What is needed
Output the number of lines in the material below containing "structured" and nothing more.

Supplied records
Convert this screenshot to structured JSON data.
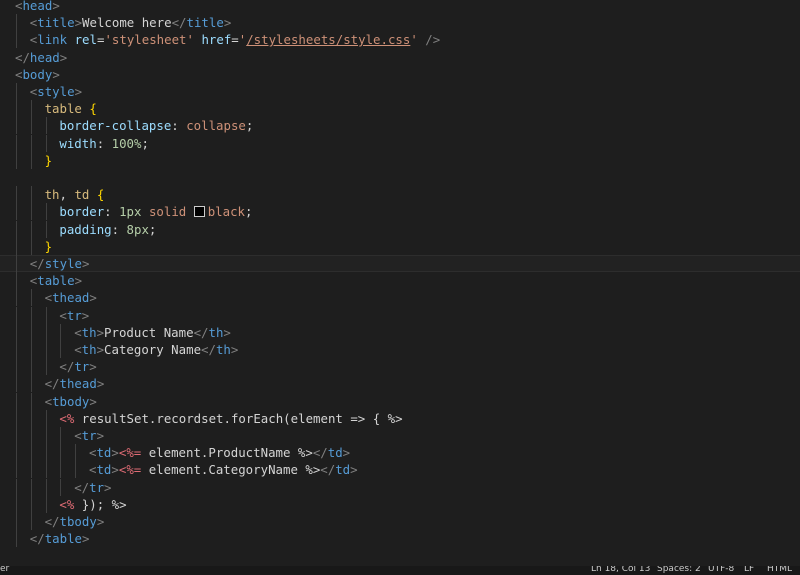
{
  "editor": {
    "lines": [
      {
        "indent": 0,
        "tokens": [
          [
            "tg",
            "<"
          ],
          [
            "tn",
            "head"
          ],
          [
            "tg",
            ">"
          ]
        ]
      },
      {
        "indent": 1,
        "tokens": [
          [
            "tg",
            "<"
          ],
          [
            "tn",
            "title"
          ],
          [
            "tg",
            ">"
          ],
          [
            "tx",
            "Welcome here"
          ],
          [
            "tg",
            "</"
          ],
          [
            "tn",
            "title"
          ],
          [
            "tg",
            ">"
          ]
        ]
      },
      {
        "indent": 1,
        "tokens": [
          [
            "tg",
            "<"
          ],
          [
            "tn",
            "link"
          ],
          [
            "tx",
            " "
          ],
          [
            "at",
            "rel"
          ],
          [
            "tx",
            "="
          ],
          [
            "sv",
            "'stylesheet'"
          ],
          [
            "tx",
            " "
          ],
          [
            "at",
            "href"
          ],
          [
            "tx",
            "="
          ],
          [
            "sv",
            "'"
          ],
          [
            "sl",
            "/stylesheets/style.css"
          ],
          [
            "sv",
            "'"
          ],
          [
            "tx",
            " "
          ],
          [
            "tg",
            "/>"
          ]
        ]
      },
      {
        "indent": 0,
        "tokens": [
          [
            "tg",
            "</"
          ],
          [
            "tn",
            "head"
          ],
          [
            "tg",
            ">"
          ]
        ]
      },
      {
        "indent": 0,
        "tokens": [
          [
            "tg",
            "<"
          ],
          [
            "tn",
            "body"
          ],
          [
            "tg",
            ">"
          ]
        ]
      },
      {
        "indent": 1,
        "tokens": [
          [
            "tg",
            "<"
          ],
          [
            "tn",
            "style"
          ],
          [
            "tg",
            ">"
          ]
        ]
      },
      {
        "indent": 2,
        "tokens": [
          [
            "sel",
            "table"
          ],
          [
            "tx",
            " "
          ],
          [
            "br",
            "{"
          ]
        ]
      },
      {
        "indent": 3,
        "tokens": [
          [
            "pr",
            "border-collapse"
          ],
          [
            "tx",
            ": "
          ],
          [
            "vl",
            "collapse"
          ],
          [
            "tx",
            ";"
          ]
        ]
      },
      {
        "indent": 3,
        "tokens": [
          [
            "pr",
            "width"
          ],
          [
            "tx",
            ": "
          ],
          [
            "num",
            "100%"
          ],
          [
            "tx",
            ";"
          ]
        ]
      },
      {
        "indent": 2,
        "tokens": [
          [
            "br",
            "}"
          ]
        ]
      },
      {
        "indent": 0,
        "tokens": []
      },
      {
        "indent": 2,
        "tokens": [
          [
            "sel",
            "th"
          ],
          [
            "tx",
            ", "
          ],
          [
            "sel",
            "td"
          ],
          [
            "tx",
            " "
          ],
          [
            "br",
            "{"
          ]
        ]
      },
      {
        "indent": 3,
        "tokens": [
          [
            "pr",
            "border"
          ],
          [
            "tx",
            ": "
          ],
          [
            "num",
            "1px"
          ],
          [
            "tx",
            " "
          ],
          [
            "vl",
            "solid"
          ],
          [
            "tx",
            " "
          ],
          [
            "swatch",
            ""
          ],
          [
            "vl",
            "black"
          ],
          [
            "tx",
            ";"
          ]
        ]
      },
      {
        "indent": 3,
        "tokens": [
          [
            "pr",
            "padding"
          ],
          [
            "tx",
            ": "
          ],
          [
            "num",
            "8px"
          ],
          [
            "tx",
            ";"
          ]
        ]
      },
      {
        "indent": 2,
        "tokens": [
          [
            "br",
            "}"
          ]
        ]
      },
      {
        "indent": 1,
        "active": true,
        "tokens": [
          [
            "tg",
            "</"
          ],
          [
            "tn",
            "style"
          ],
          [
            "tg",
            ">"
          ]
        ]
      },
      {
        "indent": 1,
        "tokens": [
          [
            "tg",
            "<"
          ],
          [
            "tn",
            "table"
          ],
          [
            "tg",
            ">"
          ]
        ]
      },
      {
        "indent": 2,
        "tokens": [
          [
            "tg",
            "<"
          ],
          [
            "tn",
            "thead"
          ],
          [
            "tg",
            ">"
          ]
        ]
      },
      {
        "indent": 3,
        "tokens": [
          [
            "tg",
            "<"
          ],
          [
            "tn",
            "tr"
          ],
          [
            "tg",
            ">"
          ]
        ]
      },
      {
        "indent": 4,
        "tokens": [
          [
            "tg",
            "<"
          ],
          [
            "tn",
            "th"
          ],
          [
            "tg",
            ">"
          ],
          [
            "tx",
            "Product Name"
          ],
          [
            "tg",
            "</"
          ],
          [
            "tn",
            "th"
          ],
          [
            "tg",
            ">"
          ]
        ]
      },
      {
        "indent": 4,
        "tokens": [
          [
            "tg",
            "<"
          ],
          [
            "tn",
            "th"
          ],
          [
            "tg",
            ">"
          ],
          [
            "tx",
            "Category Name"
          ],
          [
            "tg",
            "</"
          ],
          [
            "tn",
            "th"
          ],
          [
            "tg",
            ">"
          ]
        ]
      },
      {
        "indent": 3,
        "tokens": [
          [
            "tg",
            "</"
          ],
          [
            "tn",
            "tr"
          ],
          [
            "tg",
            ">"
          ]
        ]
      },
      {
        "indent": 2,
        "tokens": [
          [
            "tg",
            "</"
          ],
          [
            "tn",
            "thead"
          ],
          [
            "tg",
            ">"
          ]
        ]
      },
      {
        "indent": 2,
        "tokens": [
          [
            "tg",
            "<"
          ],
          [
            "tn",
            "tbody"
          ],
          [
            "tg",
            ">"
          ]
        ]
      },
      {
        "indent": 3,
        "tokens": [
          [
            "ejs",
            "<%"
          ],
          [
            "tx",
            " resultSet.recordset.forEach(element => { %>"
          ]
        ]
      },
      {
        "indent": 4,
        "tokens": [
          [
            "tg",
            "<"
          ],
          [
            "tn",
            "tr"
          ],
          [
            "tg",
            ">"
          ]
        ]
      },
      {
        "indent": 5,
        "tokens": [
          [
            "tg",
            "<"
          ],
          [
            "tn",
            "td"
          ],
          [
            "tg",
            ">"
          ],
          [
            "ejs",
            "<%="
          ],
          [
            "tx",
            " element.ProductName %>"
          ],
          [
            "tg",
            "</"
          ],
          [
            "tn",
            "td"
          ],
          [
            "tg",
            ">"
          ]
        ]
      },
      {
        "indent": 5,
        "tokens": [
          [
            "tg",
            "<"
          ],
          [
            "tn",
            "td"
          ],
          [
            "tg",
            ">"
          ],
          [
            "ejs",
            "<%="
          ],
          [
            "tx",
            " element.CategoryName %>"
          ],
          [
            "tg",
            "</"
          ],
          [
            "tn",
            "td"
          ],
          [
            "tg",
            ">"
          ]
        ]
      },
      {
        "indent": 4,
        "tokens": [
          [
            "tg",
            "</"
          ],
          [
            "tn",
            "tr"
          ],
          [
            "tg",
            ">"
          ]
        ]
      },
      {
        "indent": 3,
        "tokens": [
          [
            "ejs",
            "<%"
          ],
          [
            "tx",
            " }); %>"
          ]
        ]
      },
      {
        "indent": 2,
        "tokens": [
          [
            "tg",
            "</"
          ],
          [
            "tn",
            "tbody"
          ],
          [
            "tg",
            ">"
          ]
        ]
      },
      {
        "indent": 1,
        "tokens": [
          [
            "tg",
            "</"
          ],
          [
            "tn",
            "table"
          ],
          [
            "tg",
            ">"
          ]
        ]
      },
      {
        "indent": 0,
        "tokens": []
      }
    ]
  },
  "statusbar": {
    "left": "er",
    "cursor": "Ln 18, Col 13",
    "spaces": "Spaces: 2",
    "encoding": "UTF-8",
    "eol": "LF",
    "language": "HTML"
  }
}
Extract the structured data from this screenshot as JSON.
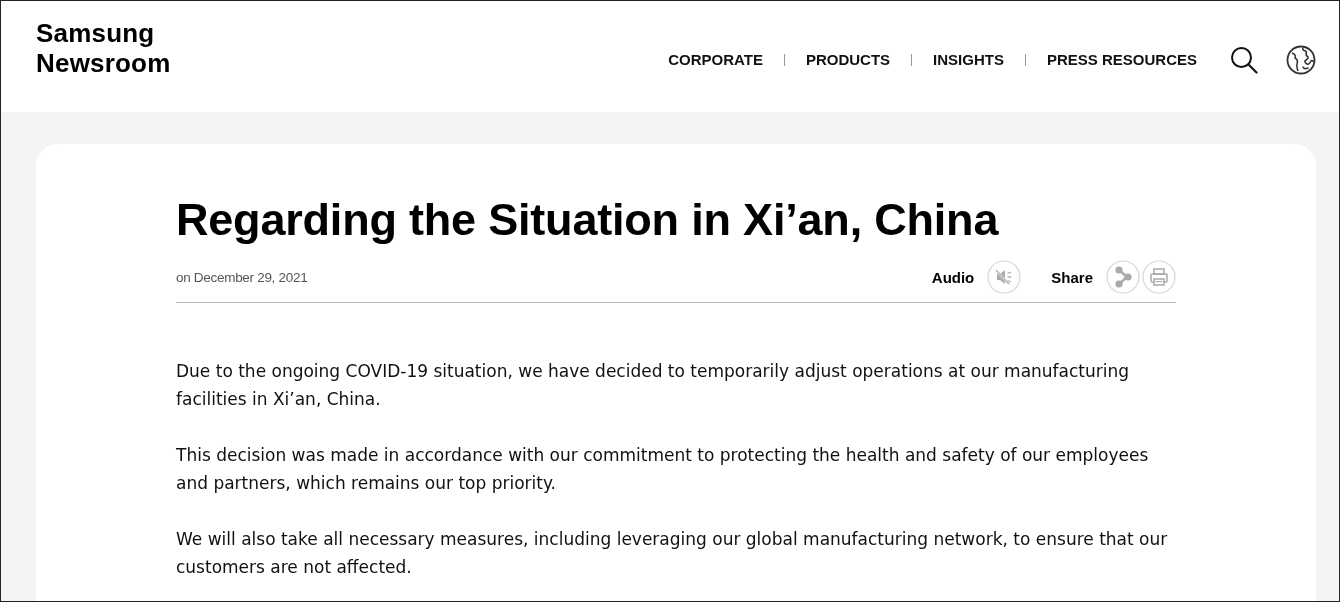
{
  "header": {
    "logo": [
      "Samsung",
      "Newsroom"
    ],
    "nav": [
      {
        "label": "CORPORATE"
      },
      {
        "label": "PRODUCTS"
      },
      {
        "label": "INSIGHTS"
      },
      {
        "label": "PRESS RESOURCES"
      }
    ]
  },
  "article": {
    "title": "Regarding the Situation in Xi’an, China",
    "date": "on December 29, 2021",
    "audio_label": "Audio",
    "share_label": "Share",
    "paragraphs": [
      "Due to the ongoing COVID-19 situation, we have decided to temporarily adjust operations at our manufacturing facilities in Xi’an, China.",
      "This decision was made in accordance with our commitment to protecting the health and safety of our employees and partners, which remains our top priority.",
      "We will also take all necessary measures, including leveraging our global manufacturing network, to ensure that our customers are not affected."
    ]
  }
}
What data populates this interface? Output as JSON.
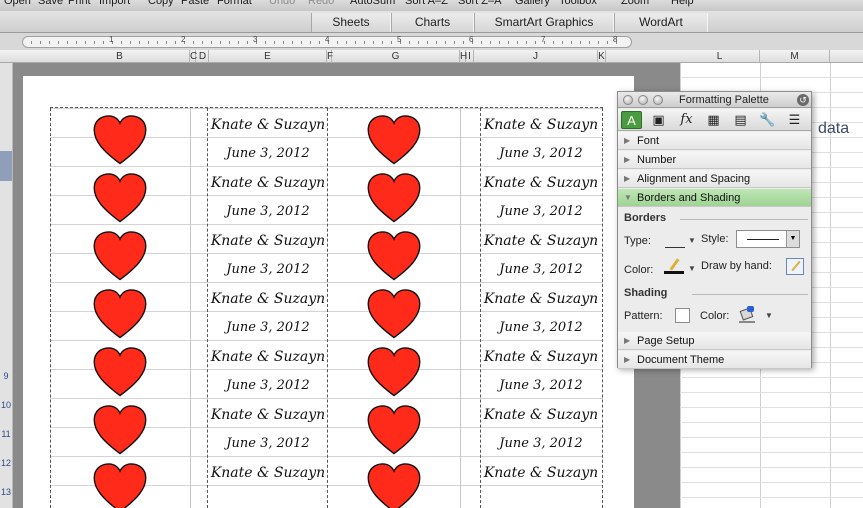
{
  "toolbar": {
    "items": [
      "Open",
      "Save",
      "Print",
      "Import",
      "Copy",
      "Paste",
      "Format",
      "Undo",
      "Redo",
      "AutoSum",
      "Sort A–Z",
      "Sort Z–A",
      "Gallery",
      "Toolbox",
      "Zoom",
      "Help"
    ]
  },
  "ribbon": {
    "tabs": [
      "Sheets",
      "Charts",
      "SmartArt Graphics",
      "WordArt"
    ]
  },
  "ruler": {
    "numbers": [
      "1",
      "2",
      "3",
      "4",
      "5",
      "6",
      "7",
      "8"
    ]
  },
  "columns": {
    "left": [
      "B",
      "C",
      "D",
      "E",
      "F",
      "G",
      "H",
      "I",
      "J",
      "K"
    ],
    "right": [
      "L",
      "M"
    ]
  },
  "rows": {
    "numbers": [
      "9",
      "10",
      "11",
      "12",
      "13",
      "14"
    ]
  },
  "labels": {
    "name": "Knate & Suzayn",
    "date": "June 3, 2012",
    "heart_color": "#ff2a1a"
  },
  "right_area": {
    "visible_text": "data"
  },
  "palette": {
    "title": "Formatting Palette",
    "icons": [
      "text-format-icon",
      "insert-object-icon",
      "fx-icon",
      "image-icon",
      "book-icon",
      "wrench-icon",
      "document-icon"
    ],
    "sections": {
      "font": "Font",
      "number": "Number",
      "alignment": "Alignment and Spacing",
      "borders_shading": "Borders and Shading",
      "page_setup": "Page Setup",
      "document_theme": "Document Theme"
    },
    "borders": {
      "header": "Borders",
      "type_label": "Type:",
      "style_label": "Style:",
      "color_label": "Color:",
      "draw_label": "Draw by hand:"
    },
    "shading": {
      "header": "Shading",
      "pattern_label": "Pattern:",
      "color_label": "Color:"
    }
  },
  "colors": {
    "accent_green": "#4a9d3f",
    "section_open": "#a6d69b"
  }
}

Exercise answer
2